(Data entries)
*** Begin section ***

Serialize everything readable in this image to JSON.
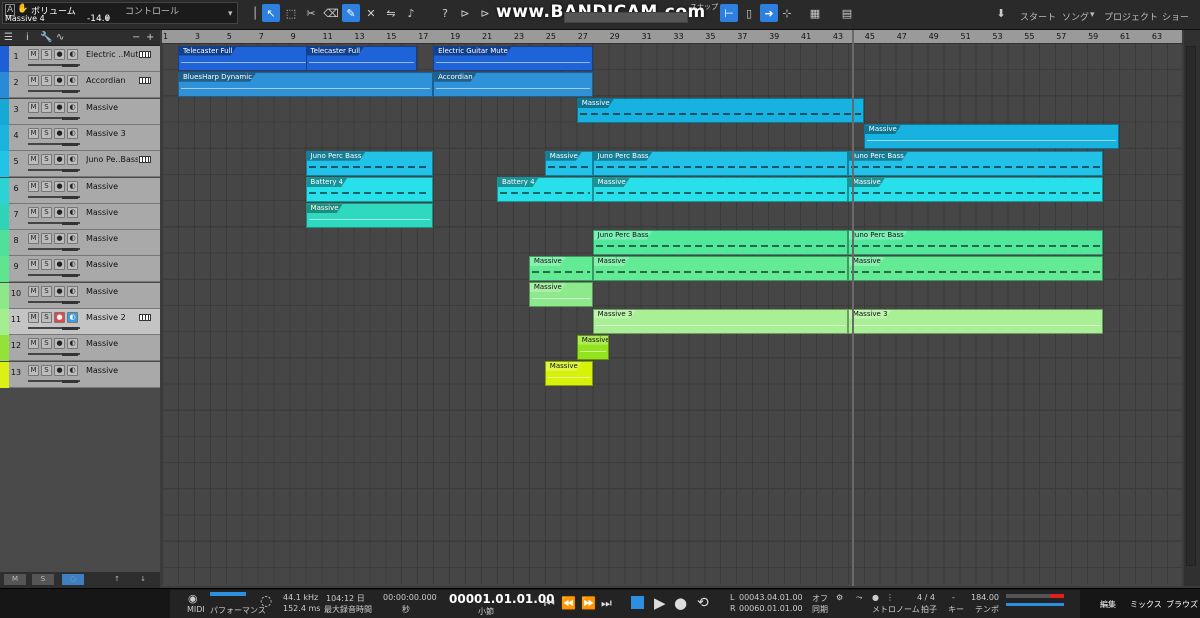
{
  "toolbar": {
    "volume_label": "ボリューム",
    "control_label": "コントロール",
    "track_name": "Massive 4",
    "volume_value": "-14.0",
    "bandicam": "www.BANDICAM.com",
    "snap_label": "スナップ",
    "start_label": "スタート",
    "song_label": "ソング",
    "project_label": "プロジェクト",
    "show_label": "ショー"
  },
  "tracks": [
    {
      "num": "1",
      "name": "Electric ..Mute",
      "color": "#1f5fd6",
      "instrument": true
    },
    {
      "num": "2",
      "name": "Accordian",
      "color": "#2a8ad6",
      "instrument": true
    },
    {
      "num": "3",
      "name": "Massive",
      "color": "#16a9d8",
      "instrument": false
    },
    {
      "num": "4",
      "name": "Massive 3",
      "color": "#1bb4df",
      "instrument": false
    },
    {
      "num": "5",
      "name": "Juno Pe..Bass",
      "color": "#21c3e6",
      "instrument": true
    },
    {
      "num": "6",
      "name": "Massive",
      "color": "#2bd3d3",
      "instrument": false
    },
    {
      "num": "7",
      "name": "Massive",
      "color": "#2fd3b8",
      "instrument": false
    },
    {
      "num": "8",
      "name": "Massive",
      "color": "#4fe09a",
      "instrument": false
    },
    {
      "num": "9",
      "name": "Massive",
      "color": "#5fe590",
      "instrument": false
    },
    {
      "num": "10",
      "name": "Massive",
      "color": "#8de88a",
      "instrument": false
    },
    {
      "num": "11",
      "name": "Massive 2",
      "color": "#a3ee8e",
      "instrument": true
    },
    {
      "num": "12",
      "name": "Massive",
      "color": "#92e23a",
      "instrument": false
    },
    {
      "num": "13",
      "name": "Massive",
      "color": "#dcf016",
      "instrument": false
    }
  ],
  "ruler": [
    "1",
    "3",
    "5",
    "7",
    "9",
    "11",
    "13",
    "15",
    "17",
    "19",
    "21",
    "23",
    "25",
    "27",
    "29",
    "31",
    "33",
    "35",
    "37",
    "39",
    "41",
    "43",
    "45",
    "47",
    "49",
    "51",
    "53",
    "55",
    "57",
    "59",
    "61",
    "63"
  ],
  "clips": [
    {
      "track": 0,
      "start": 2,
      "end": 17,
      "name": "Telecaster Full",
      "color": "#1e63d8",
      "style": "line"
    },
    {
      "track": 0,
      "start": 10,
      "end": 17,
      "name": "Telecaster Full",
      "color": "#1e63d8",
      "style": "line"
    },
    {
      "track": 0,
      "start": 18,
      "end": 28,
      "name": "Electric Guitar Mute",
      "color": "#1e63d8",
      "style": "line"
    },
    {
      "track": 1,
      "start": 2,
      "end": 18,
      "name": "BluesHarp Dynamic",
      "color": "#2f92d8",
      "style": "line"
    },
    {
      "track": 1,
      "start": 18,
      "end": 28,
      "name": "Accordian",
      "color": "#2f92d8",
      "style": "line"
    },
    {
      "track": 2,
      "start": 27,
      "end": 45,
      "name": "Massive",
      "color": "#17b2e0",
      "style": "dash"
    },
    {
      "track": 3,
      "start": 45,
      "end": 61,
      "name": "Massive",
      "color": "#17b2e0",
      "style": "line"
    },
    {
      "track": 4,
      "start": 10,
      "end": 18,
      "name": "Juno Perc Bass",
      "color": "#22c2e8",
      "style": "dash"
    },
    {
      "track": 4,
      "start": 25,
      "end": 28,
      "name": "Massive",
      "color": "#22c2e8",
      "style": "dash"
    },
    {
      "track": 4,
      "start": 28,
      "end": 44,
      "name": "Juno Perc Bass",
      "color": "#22c2e8",
      "style": "dash"
    },
    {
      "track": 4,
      "start": 44,
      "end": 60,
      "name": "Juno Perc Bass",
      "color": "#22c2e8",
      "style": "dash"
    },
    {
      "track": 5,
      "start": 10,
      "end": 18,
      "name": "Battery 4",
      "color": "#27e0ea",
      "style": "dash"
    },
    {
      "track": 5,
      "start": 22,
      "end": 28,
      "name": "Battery 4",
      "color": "#27e0ea",
      "style": "dash"
    },
    {
      "track": 5,
      "start": 28,
      "end": 44,
      "name": "Massive",
      "color": "#27e0ea",
      "style": "dash"
    },
    {
      "track": 5,
      "start": 44,
      "end": 60,
      "name": "Massive",
      "color": "#27e0ea",
      "style": "dash"
    },
    {
      "track": 6,
      "start": 10,
      "end": 18,
      "name": "Massive",
      "color": "#2ed9c0",
      "style": "line"
    },
    {
      "track": 7,
      "start": 28,
      "end": 44,
      "name": "Juno Perc Bass",
      "color": "#52e89c",
      "style": "dash"
    },
    {
      "track": 7,
      "start": 44,
      "end": 60,
      "name": "Juno Perc Bass",
      "color": "#52e89c",
      "style": "dash"
    },
    {
      "track": 8,
      "start": 24,
      "end": 28,
      "name": "Massive",
      "color": "#63ea95",
      "style": "dash"
    },
    {
      "track": 8,
      "start": 28,
      "end": 44,
      "name": "Massive",
      "color": "#63ea95",
      "style": "dash"
    },
    {
      "track": 8,
      "start": 44,
      "end": 60,
      "name": "Massive",
      "color": "#63ea95",
      "style": "dash"
    },
    {
      "track": 9,
      "start": 24,
      "end": 28,
      "name": "Massive",
      "color": "#8ee98c",
      "style": "line"
    },
    {
      "track": 10,
      "start": 28,
      "end": 44,
      "name": "Massive 3",
      "color": "#a8ef96",
      "style": "line"
    },
    {
      "track": 10,
      "start": 44,
      "end": 60,
      "name": "Massive 3",
      "color": "#a8ef96",
      "style": "line"
    },
    {
      "track": 11,
      "start": 27,
      "end": 29,
      "name": "Massive",
      "color": "#93e31f",
      "style": "line"
    },
    {
      "track": 12,
      "start": 25,
      "end": 28,
      "name": "Massive",
      "color": "#d6f20a",
      "style": "line"
    }
  ],
  "transport": {
    "midi": "MIDI",
    "performance": "パフォーマンス",
    "sample_rate": "44.1 kHz",
    "latency": "152.4 ms",
    "record_time": "104:12 日",
    "record_time_label": "最大録音時間",
    "seconds": "00:00:00.000",
    "seconds_label": "秒",
    "bars": "00001.01.01.00",
    "bars_label": "小節",
    "loop_left": "00043.04.01.00",
    "loop_right": "00060.01.01.00",
    "loop_l_tag": "L",
    "loop_r_tag": "R",
    "off": "オフ",
    "sync": "同期",
    "metronome": "メトロノーム",
    "signature": "4 / 4",
    "signature_label": "拍子",
    "key": "-",
    "key_label": "キー",
    "tempo": "184.00",
    "tempo_label": "テンポ",
    "edit": "編集",
    "mix": "ミックス",
    "browse": "ブラウズ"
  },
  "footer_buttons": [
    "M",
    "S"
  ]
}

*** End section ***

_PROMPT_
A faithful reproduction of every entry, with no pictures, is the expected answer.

_ANSWER SPACE_
Serialize everything readable in this image to JSON.
{
  "toolbar": {
    "volume_label": "ボリューム",
    "control_label": "コントロール",
    "track_name": "Massive 4",
    "volume_value": "-14.0",
    "bandicam": "www.BANDICAM.com",
    "snap_label": "スナップ",
    "start_label": "スタート",
    "song_label": "ソング",
    "project_label": "プロジェクト",
    "show_label": "ショー"
  },
  "tracks": [
    {
      "num": "1",
      "name": "Electric ..Mute",
      "color": "#1f5fd6",
      "instrument": true
    },
    {
      "num": "2",
      "name": "Accordian",
      "color": "#2a8ad6",
      "instrument": true
    },
    {
      "num": "3",
      "name": "Massive",
      "color": "#16a9d8",
      "instrument": false
    },
    {
      "num": "4",
      "name": "Massive 3",
      "color": "#1bb4df",
      "instrument": false
    },
    {
      "num": "5",
      "name": "Juno Pe..Bass",
      "color": "#21c3e6",
      "instrument": true
    },
    {
      "num": "6",
      "name": "Massive",
      "color": "#2bd3d3",
      "instrument": false
    },
    {
      "num": "7",
      "name": "Massive",
      "color": "#2fd3b8",
      "instrument": false
    },
    {
      "num": "8",
      "name": "Massive",
      "color": "#4fe09a",
      "instrument": false
    },
    {
      "num": "9",
      "name": "Massive",
      "color": "#5fe590",
      "instrument": false
    },
    {
      "num": "10",
      "name": "Massive",
      "color": "#8de88a",
      "instrument": false
    },
    {
      "num": "11",
      "name": "Massive 2",
      "color": "#a3ee8e",
      "instrument": true
    },
    {
      "num": "12",
      "name": "Massive",
      "color": "#92e23a",
      "instrument": false
    },
    {
      "num": "13",
      "name": "Massive",
      "color": "#dcf016",
      "instrument": false
    }
  ],
  "ruler": [
    "1",
    "3",
    "5",
    "7",
    "9",
    "11",
    "13",
    "15",
    "17",
    "19",
    "21",
    "23",
    "25",
    "27",
    "29",
    "31",
    "33",
    "35",
    "37",
    "39",
    "41",
    "43",
    "45",
    "47",
    "49",
    "51",
    "53",
    "55",
    "57",
    "59",
    "61",
    "63"
  ],
  "clips": [
    {
      "track": 0,
      "start": 2,
      "end": 17,
      "name": "Telecaster Full",
      "color": "#1e63d8",
      "style": "line"
    },
    {
      "track": 0,
      "start": 10,
      "end": 17,
      "name": "Telecaster Full",
      "color": "#1e63d8",
      "style": "line"
    },
    {
      "track": 0,
      "start": 18,
      "end": 28,
      "name": "Electric Guitar Mute",
      "color": "#1e63d8",
      "style": "line"
    },
    {
      "track": 1,
      "start": 2,
      "end": 18,
      "name": "BluesHarp Dynamic",
      "color": "#2f92d8",
      "style": "line"
    },
    {
      "track": 1,
      "start": 18,
      "end": 28,
      "name": "Accordian",
      "color": "#2f92d8",
      "style": "line"
    },
    {
      "track": 2,
      "start": 27,
      "end": 45,
      "name": "Massive",
      "color": "#17b2e0",
      "style": "dash"
    },
    {
      "track": 3,
      "start": 45,
      "end": 61,
      "name": "Massive",
      "color": "#17b2e0",
      "style": "line"
    },
    {
      "track": 4,
      "start": 10,
      "end": 18,
      "name": "Juno Perc Bass",
      "color": "#22c2e8",
      "style": "dash"
    },
    {
      "track": 4,
      "start": 25,
      "end": 28,
      "name": "Massive",
      "color": "#22c2e8",
      "style": "dash"
    },
    {
      "track": 4,
      "start": 28,
      "end": 44,
      "name": "Juno Perc Bass",
      "color": "#22c2e8",
      "style": "dash"
    },
    {
      "track": 4,
      "start": 44,
      "end": 60,
      "name": "Juno Perc Bass",
      "color": "#22c2e8",
      "style": "dash"
    },
    {
      "track": 5,
      "start": 10,
      "end": 18,
      "name": "Battery 4",
      "color": "#27e0ea",
      "style": "dash"
    },
    {
      "track": 5,
      "start": 22,
      "end": 28,
      "name": "Battery 4",
      "color": "#27e0ea",
      "style": "dash"
    },
    {
      "track": 5,
      "start": 28,
      "end": 44,
      "name": "Massive",
      "color": "#27e0ea",
      "style": "dash"
    },
    {
      "track": 5,
      "start": 44,
      "end": 60,
      "name": "Massive",
      "color": "#27e0ea",
      "style": "dash"
    },
    {
      "track": 6,
      "start": 10,
      "end": 18,
      "name": "Massive",
      "color": "#2ed9c0",
      "style": "line"
    },
    {
      "track": 7,
      "start": 28,
      "end": 44,
      "name": "Juno Perc Bass",
      "color": "#52e89c",
      "style": "dash"
    },
    {
      "track": 7,
      "start": 44,
      "end": 60,
      "name": "Juno Perc Bass",
      "color": "#52e89c",
      "style": "dash"
    },
    {
      "track": 8,
      "start": 24,
      "end": 28,
      "name": "Massive",
      "color": "#63ea95",
      "style": "dash"
    },
    {
      "track": 8,
      "start": 28,
      "end": 44,
      "name": "Massive",
      "color": "#63ea95",
      "style": "dash"
    },
    {
      "track": 8,
      "start": 44,
      "end": 60,
      "name": "Massive",
      "color": "#63ea95",
      "style": "dash"
    },
    {
      "track": 9,
      "start": 24,
      "end": 28,
      "name": "Massive",
      "color": "#8ee98c",
      "style": "line"
    },
    {
      "track": 10,
      "start": 28,
      "end": 44,
      "name": "Massive 3",
      "color": "#a8ef96",
      "style": "line"
    },
    {
      "track": 10,
      "start": 44,
      "end": 60,
      "name": "Massive 3",
      "color": "#a8ef96",
      "style": "line"
    },
    {
      "track": 11,
      "start": 27,
      "end": 29,
      "name": "Massive",
      "color": "#93e31f",
      "style": "line"
    },
    {
      "track": 12,
      "start": 25,
      "end": 28,
      "name": "Massive",
      "color": "#d6f20a",
      "style": "line"
    }
  ],
  "transport": {
    "midi": "MIDI",
    "performance": "パフォーマンス",
    "sample_rate": "44.1 kHz",
    "latency": "152.4 ms",
    "record_time": "104:12 日",
    "record_time_label": "最大録音時間",
    "seconds": "00:00:00.000",
    "seconds_label": "秒",
    "bars": "00001.01.01.00",
    "bars_label": "小節",
    "loop_left": "00043.04.01.00",
    "loop_right": "00060.01.01.00",
    "loop_l_tag": "L",
    "loop_r_tag": "R",
    "off": "オフ",
    "sync": "同期",
    "metronome": "メトロノーム",
    "signature": "4 / 4",
    "signature_label": "拍子",
    "key": "-",
    "key_label": "キー",
    "tempo": "184.00",
    "tempo_label": "テンポ",
    "edit": "編集",
    "mix": "ミックス",
    "browse": "ブラウズ"
  },
  "footer_buttons": [
    "M",
    "S"
  ]
}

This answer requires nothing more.